SM: This cast comes ready to work, and that is something that I greatly appreciate as a director. We laugh and we joke, which is so necessary when tackling a show with content as heavy as this, but the dedication to giving the show our time and our focus has been clear. The music is very difficult, and it required a great deal of rehearsal and refinement. It's also been refreshing to see the internal support that is offered. Encouragement after a particularly difficult song to sing, compliments after a particularly stellar rehearsal, enthusiasm for the opportunity to continue to improve. We have a lot of talented new faces in this production, and I'll miss working with them on a daily basis.
AH: The rehearsal vibe at Brelby is absolutely amazing. Everyone is so nice and accepting, and everyone in that room is rooting for you. It's very refreshing and it feels good. Everyone is extremely talented and makes bold choices, and we all bounce really well off each other. I love that, because this is my first show at Brelby, and I didn't know anyone. Now I have new friends, and that's what I love about this company. I don't feel scared, judged, or that someone is going to make fun of me. Everyone is really supportive and genuinely nice. Coming to rehearsal always makes my day better. The process has been very easy and fun. I'm going to miss everything about this process. Being with these directors really has changed me as a human being and artist. I've learned so much from my director and musical director. They taught me to believe in my talents and be a more confident person, not just on stage but in my everyday life. I'm going to miss singing this beautiful music when this journey is over and seeing all these lovely people.
KP: This is my first time working at Brelby and it has been like nothing I've experienced before. Everyone involved truly loves what they do and they are not just there to collect a paycheck and leave. They are there to create something amazing. Shelby has been super supportive and positive which is so necessary when dealing with such difficult content. I love a director that lets me make choices and develop a character based on what makes sense to me and then just helps retranslate whatever isn't resonating with an audience the way I want it to and that's exactly what I've got from her. The entire creative team are gems, like come on - our set is stupid cool - and I'm not used to being this personal with the creative staff but I love it! The cast has been incredible as well.
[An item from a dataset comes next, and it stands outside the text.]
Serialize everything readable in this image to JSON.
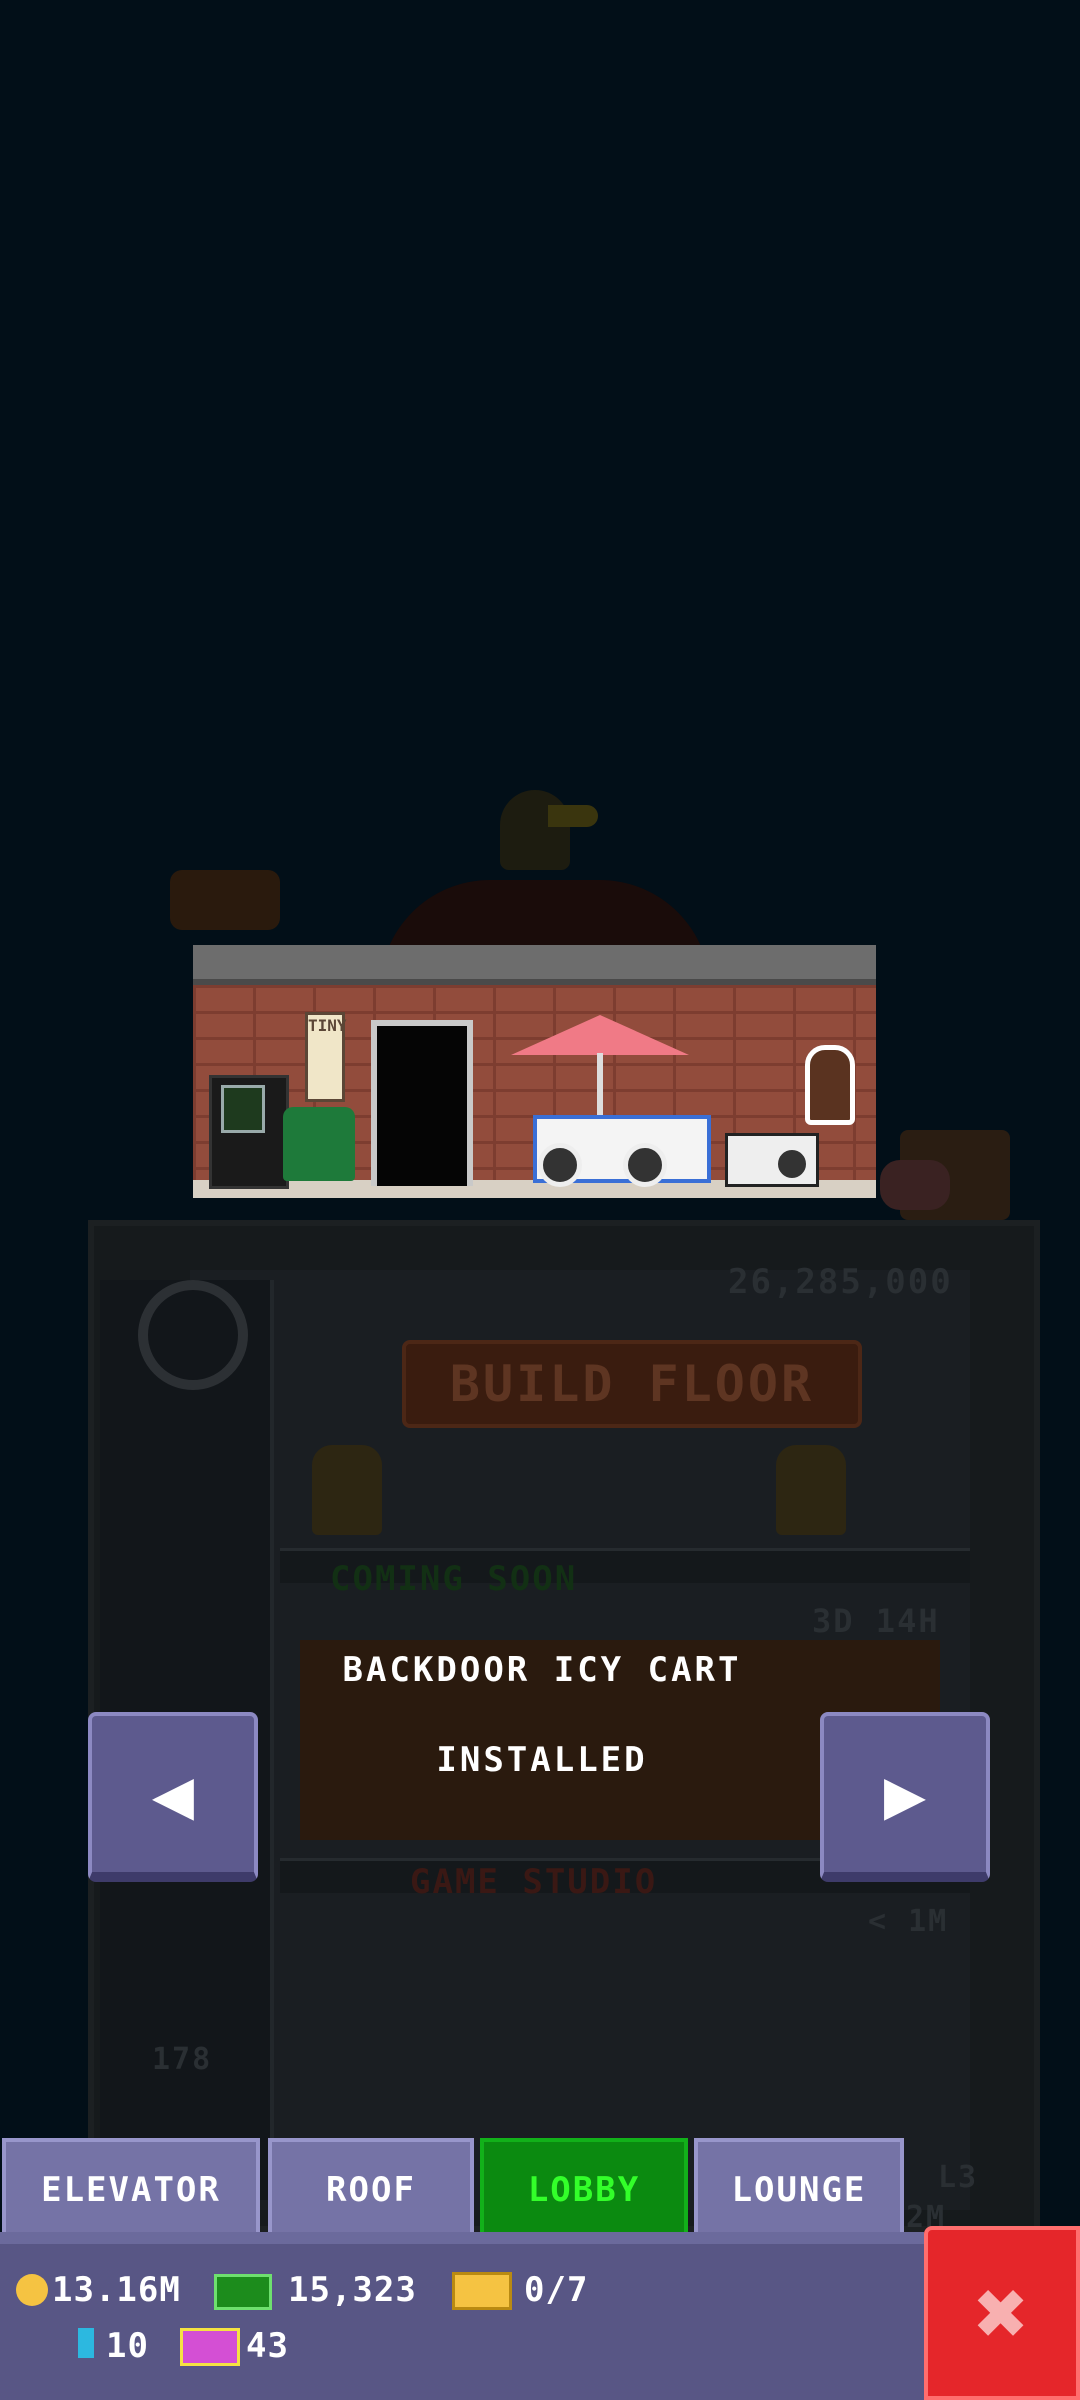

Since day one everyone was excited to tackle this beast of a show and they have not slowed down since. It's a group of really happy, silly, positive people who are ready with a hug, a tissue and a joke whenever you need it and I love them all. I think I'll miss the entire experience when it's over. I love shows that matter and I love getting to do something that matters every night with people who matter to me. You cannot replace that and I won't try so it will definitely be a small void in my heart. I'm also going to miss Rose A LOT! She is a spectacular human and I'm definitely not ready to let her go.
Thanks again, galz.
Dogfight opens July 14 at 7:30pm. Subsequent performances are July 15, 21-22, 28-29, August 4-5 at 7:30pm and July 16, 23, 30 at 2PM.
For tickets and more information, visit Brelby's website.